Stored dataset items:
Start of Block

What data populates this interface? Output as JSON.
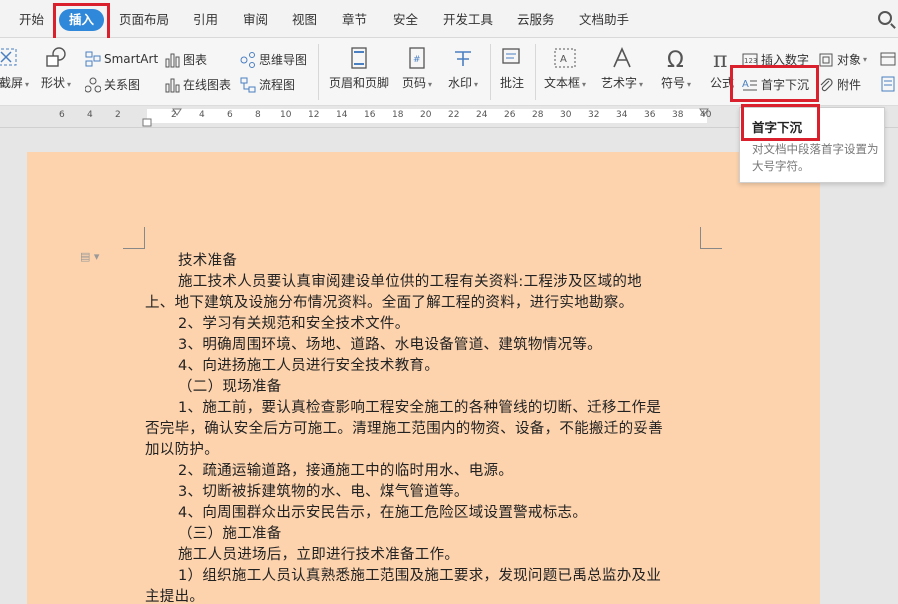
{
  "menu": {
    "tabs": [
      "开始",
      "插入",
      "页面布局",
      "引用",
      "审阅",
      "视图",
      "章节",
      "安全",
      "开发工具",
      "云服务",
      "文档助手"
    ],
    "active": "插入"
  },
  "ribbon": {
    "left_cut1": "截屏",
    "shapes": "形状",
    "smartart": "SmartArt",
    "relation": "关系图",
    "chart": "图表",
    "online_chart": "在线图表",
    "mindmap": "思维导图",
    "flowchart": "流程图",
    "header_footer": "页眉和页脚",
    "page_num": "页码",
    "watermark": "水印",
    "comment": "批注",
    "textbox": "文本框",
    "wordart": "艺术字",
    "symbol": "符号",
    "formula": "公式",
    "insert_number": "插入数字",
    "object": "对象",
    "drop_cap": "首字下沉",
    "attachment": "附件"
  },
  "ruler": {
    "numbers": [
      "6",
      "4",
      "2",
      "2",
      "4",
      "6",
      "8",
      "10",
      "12",
      "14",
      "16",
      "18",
      "20",
      "22",
      "24",
      "26",
      "28",
      "30",
      "32",
      "34",
      "36",
      "38",
      "40"
    ]
  },
  "tooltip": {
    "title": "首字下沉",
    "desc": "对文档中段落首字设置为大号字符。"
  },
  "document": {
    "lines": [
      "技术准备",
      "施工技术人员要认真审阅建设单位供的工程有关资料:工程涉及区域的地",
      "上、地下建筑及设施分布情况资料。全面了解工程的资料，进行实地勘察。",
      "2、学习有关规范和安全技术文件。",
      "3、明确周围环境、场地、道路、水电设备管道、建筑物情况等。",
      "4、向进扬施工人员进行安全技术教育。",
      "（二）现场准备",
      "1、施工前，要认真检查影响工程安全施工的各种管线的切断、迁移工作是",
      "否完毕，确认安全后方可施工。清理施工范围内的物资、设备，不能搬迁的妥善",
      "加以防护。",
      "2、疏通运输道路，接通施工中的临时用水、电源。",
      "3、切断被拆建筑物的水、电、煤气管道等。",
      "4、向周围群众出示安民告示，在施工危险区域设置警戒标志。",
      "（三）施工准备",
      "施工人员进场后，立即进行技术准备工作。",
      "1）组织施工人员认真熟悉施工范围及施工要求，发现问题已禹总监办及业",
      "主提出。"
    ]
  },
  "colors": {
    "accent": "#2f88d9",
    "highlight_box": "#d9202c",
    "page_bg": "#fdd3ae"
  }
}
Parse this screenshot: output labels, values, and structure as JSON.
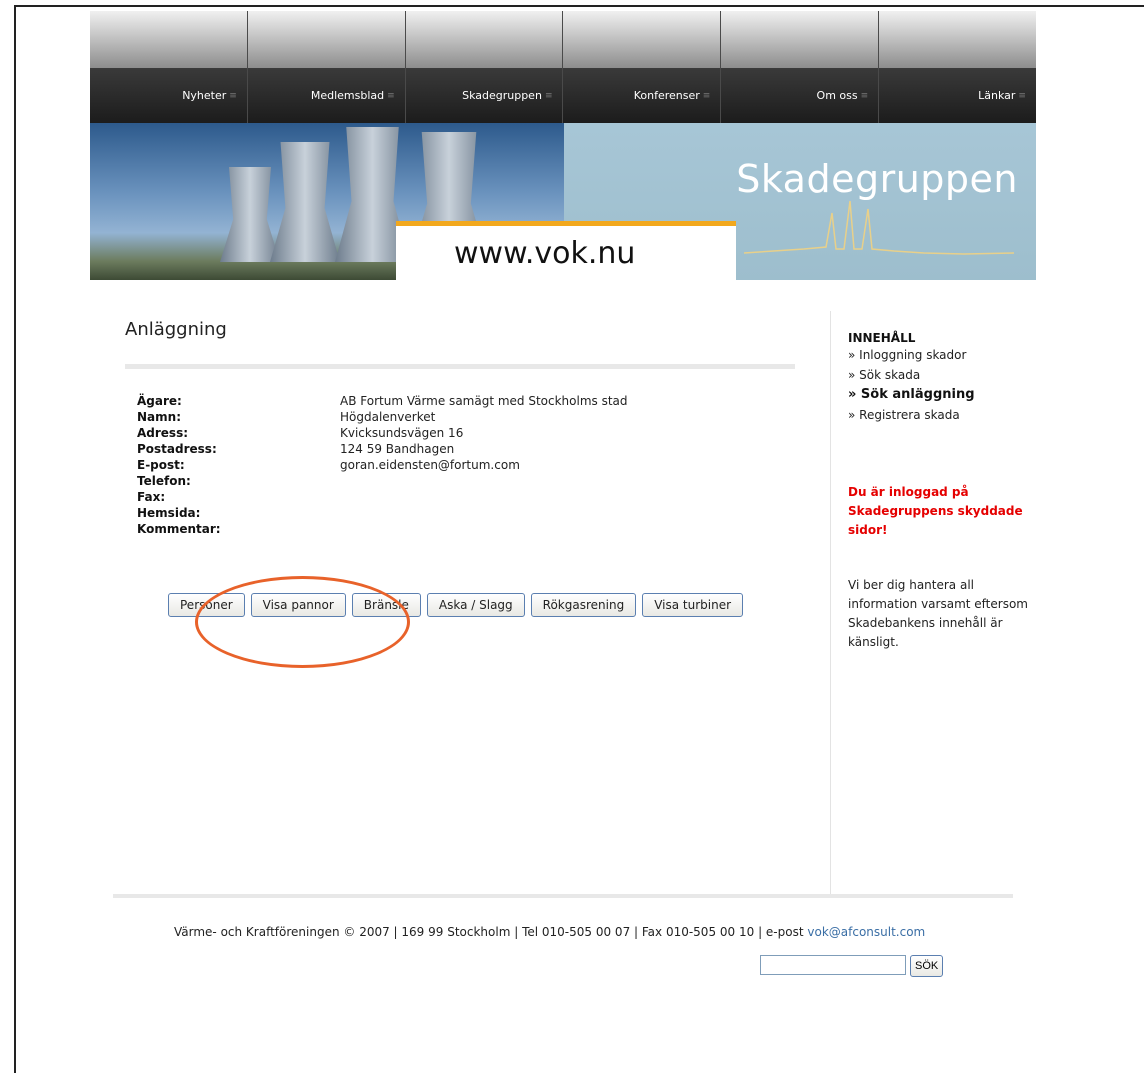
{
  "nav": {
    "items": [
      {
        "label": "Nyheter"
      },
      {
        "label": "Medlemsblad"
      },
      {
        "label": "Skadegruppen"
      },
      {
        "label": "Konferenser"
      },
      {
        "label": "Om oss"
      },
      {
        "label": "Länkar"
      }
    ],
    "separator": "≡"
  },
  "banner": {
    "brand": "Skadegruppen",
    "url": "www.vok.nu"
  },
  "main": {
    "heading": "Anläggning",
    "fields": [
      {
        "label": "Ägare:",
        "value": "AB Fortum Värme samägt med Stockholms stad"
      },
      {
        "label": "Namn:",
        "value": "Högdalenverket"
      },
      {
        "label": "Adress:",
        "value": "Kvicksundsvägen 16"
      },
      {
        "label": "Postadress:",
        "value": "124 59 Bandhagen"
      },
      {
        "label": "E-post:",
        "value": "goran.eidensten@fortum.com"
      },
      {
        "label": "Telefon:",
        "value": ""
      },
      {
        "label": "Fax:",
        "value": ""
      },
      {
        "label": "Hemsida:",
        "value": ""
      },
      {
        "label": "Kommentar:",
        "value": ""
      }
    ],
    "buttons": [
      "Personer",
      "Visa pannor",
      "Bränsle",
      "Aska / Slagg",
      "Rökgasrening",
      "Visa turbiner"
    ]
  },
  "sidebar": {
    "heading": "INNEHÅLL",
    "items": [
      {
        "label": "» Inloggning skador",
        "active": false
      },
      {
        "label": "» Sök skada",
        "active": false
      },
      {
        "label": "» Sök anläggning",
        "active": true
      },
      {
        "label": "» Registrera skada",
        "active": false
      }
    ],
    "notice": "Du är inloggad på Skadegruppens skyddade sidor!",
    "info": "Vi ber dig hantera all information varsamt eftersom Skadebankens innehåll är känsligt."
  },
  "footer": {
    "text": "Värme- och Kraftföreningen © 2007 | 169 99 Stockholm | Tel 010-505 00 07 | Fax 010-505 00 10 | e-post ",
    "email": "vok@afconsult.com",
    "search_button": "SÖK"
  },
  "colors": {
    "accent_orange": "#f2a81d",
    "notice_red": "#e50000",
    "annotation": "#e8622a"
  }
}
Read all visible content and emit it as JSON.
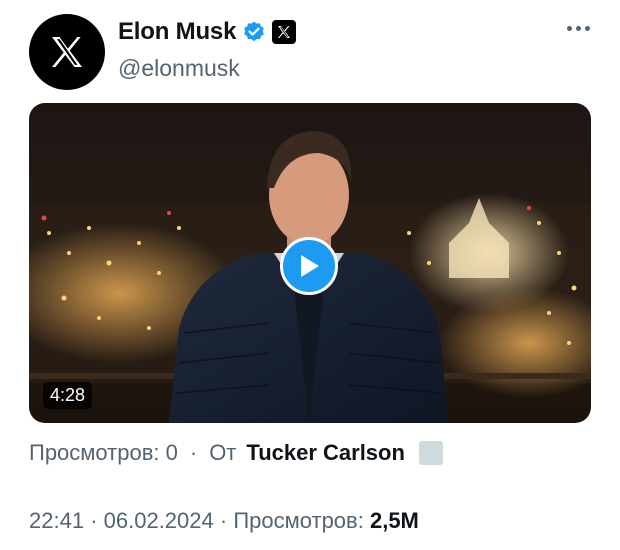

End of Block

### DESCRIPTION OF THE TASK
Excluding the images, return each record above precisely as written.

### COMPLETED TASK
What data populates this interface? Output as JSON.
{
  "menu": {
    "tabs": [
      "开始",
      "插入",
      "页面布局",
      "引用",
      "审阅",
      "视图",
      "章节",
      "安全",
      "开发工具",
      "云服务",
      "文档助手"
    ],
    "active": "插入"
  },
  "ribbon": {
    "left_cut1": "截屏",
    "shapes": "形状",
    "smartart": "SmartArt",
    "relation": "关系图",
    "chart": "图表",
    "online_chart": "在线图表",
    "mindmap": "思维导图",
    "flowchart": "流程图",
    "header_footer": "页眉和页脚",
    "page_num": "页码",
    "watermark": "水印",
    "comment": "批注",
    "textbox": "文本框",
    "wordart": "艺术字",
    "symbol": "符号",
    "formula": "公式",
    "insert_number": "插入数字",
    "object": "对象",
    "drop_cap": "首字下沉",
    "attachment": "附件"
  },
  "ruler": {
    "numbers": [
      "6",
      "4",
      "2",
      "2",
      "4",
      "6",
      "8",
      "10",
      "12",
      "14",
      "16",
      "18",
      "20",
      "22",
      "24",
      "26",
      "28",
      "30",
      "32",
      "34",
      "36",
      "38",
      "40"
    ]
  },
  "tooltip": {
    "title": "首字下沉",
    "desc": "对文档中段落首字设置为大号字符。"
  },
  "document": {
    "lines": [
      "技术准备",
      "施工技术人员要认真审阅建设单位供的工程有关资料:工程涉及区域的地",
      "上、地下建筑及设施分布情况资料。全面了解工程的资料，进行实地勘察。",
      "2、学习有关规范和安全技术文件。",
      "3、明确周围环境、场地、道路、水电设备管道、建筑物情况等。",
      "4、向进扬施工人员进行安全技术教育。",
      "（二）现场准备",
      "1、施工前，要认真检查影响工程安全施工的各种管线的切断、迁移工作是",
      "否完毕，确认安全后方可施工。清理施工范围内的物资、设备，不能搬迁的妥善",
      "加以防护。",
      "2、疏通运输道路，接通施工中的临时用水、电源。",
      "3、切断被拆建筑物的水、电、煤气管道等。",
      "4、向周围群众出示安民告示，在施工危险区域设置警戒标志。",
      "（三）施工准备",
      "施工人员进场后，立即进行技术准备工作。",
      "1）组织施工人员认真熟悉施工范围及施工要求，发现问题已禹总监办及业",
      "主提出。"
    ]
  },
  "colors": {
    "accent": "#2f88d9",
    "highlight_box": "#d9202c",
    "page_bg": "#fdd3ae"
  }
}
Parse this screenshot: output labels, values, and structure as JSON.
{
  "nav": {
    "items": [
      {
        "label": "Nyheter"
      },
      {
        "label": "Medlemsblad"
      },
      {
        "label": "Skadegruppen"
      },
      {
        "label": "Konferenser"
      },
      {
        "label": "Om oss"
      },
      {
        "label": "Länkar"
      }
    ],
    "separator": "≡"
  },
  "banner": {
    "brand": "Skadegruppen",
    "url": "www.vok.nu"
  },
  "main": {
    "heading": "Anläggning",
    "fields": [
      {
        "label": "Ägare:",
        "value": "AB Fortum Värme samägt med Stockholms stad"
      },
      {
        "label": "Namn:",
        "value": "Högdalenverket"
      },
      {
        "label": "Adress:",
        "value": "Kvicksundsvägen 16"
      },
      {
        "label": "Postadress:",
        "value": "124 59 Bandhagen"
      },
      {
        "label": "E-post:",
        "value": "goran.eidensten@fortum.com"
      },
      {
        "label": "Telefon:",
        "value": ""
      },
      {
        "label": "Fax:",
        "value": ""
      },
      {
        "label": "Hemsida:",
        "value": ""
      },
      {
        "label": "Kommentar:",
        "value": ""
      }
    ],
    "buttons": [
      "Personer",
      "Visa pannor",
      "Bränsle",
      "Aska / Slagg",
      "Rökgasrening",
      "Visa turbiner"
    ]
  },
  "sidebar": {
    "heading": "INNEHÅLL",
    "items": [
      {
        "label": "» Inloggning skador",
        "active": false
      },
      {
        "label": "» Sök skada",
        "active": false
      },
      {
        "label": "» Sök anläggning",
        "active": true
      },
      {
        "label": "» Registrera skada",
        "active": false
      }
    ],
    "notice": "Du är inloggad på Skadegruppens skyddade sidor!",
    "info": "Vi ber dig hantera all information varsamt eftersom Skadebankens innehåll är känsligt."
  },
  "footer": {
    "text": "Värme- och Kraftföreningen © 2007 | 169 99 Stockholm | Tel 010-505 00 07 | Fax 010-505 00 10 | e-post ",
    "email": "vok@afconsult.com",
    "search_button": "SÖK"
  },
  "colors": {
    "accent_orange": "#f2a81d",
    "notice_red": "#e50000",
    "annotation": "#e8622a"
  }
}
Read all visible content and emit it as JSON.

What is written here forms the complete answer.